If you have an application which is crashing in production systems with an out of memory error, this option will help you to investigate.

Generating Heap Dumps

Java gives us a choice of garbage collector, which can be used to improve performance depending on your hardware. We'll learn how to choose a collector, and how to find out which is the default for your computer.

Choosing a garbage collector
Hunting for a real world memory leak
3 Lectures 24:09

We'll be looking for a memory leak in a real world application - a Java website. In this video we'll install the website and see it running.

Introducing the application

We use the Visual VM tool to montior the application's memory usage, and the Apache j-meter tool to simulate production use.

Monitoring the application

We finally analyse the heap dump to work out where our memory leak is happening, and then fix and re-test.

Fixing a memory leak
Bonus section - weak and soft references
1 Lecture 04:09

This is a bonus chapter, covering weak and soft references, and the useful WeakHashMap object.

Weak and soft references
About the Instructor
Matt Greencroft
4.5 Average rating
389 Reviews
2,248 Students
1 Course
Course tutor at Virtual Pair Programmers

Having worked for over 20 years as a professional programmer, mainly in banking, Matt now teaches for Virtual Pair Programmers.
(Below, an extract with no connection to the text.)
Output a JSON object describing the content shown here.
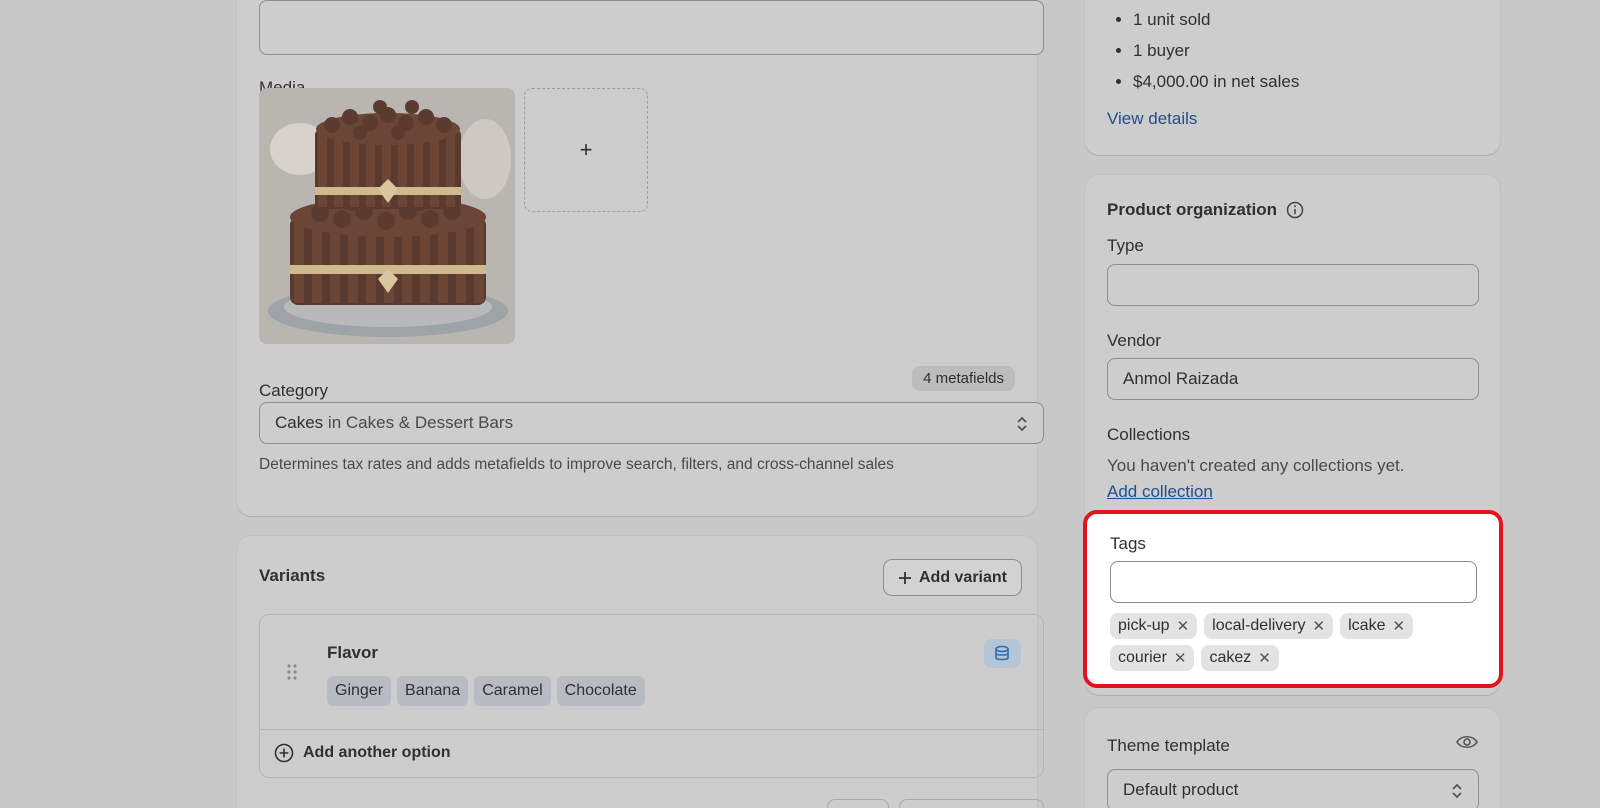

His specialist areas are JavaEE, Android, Hadoop and NoSQL. Matt's currently working on a Clojure project, which he finds an enjoyable challenge!

Outside of work, Matt enjoys cycling, but prefers going downhill to uphill, and he also plays the piano… very badly.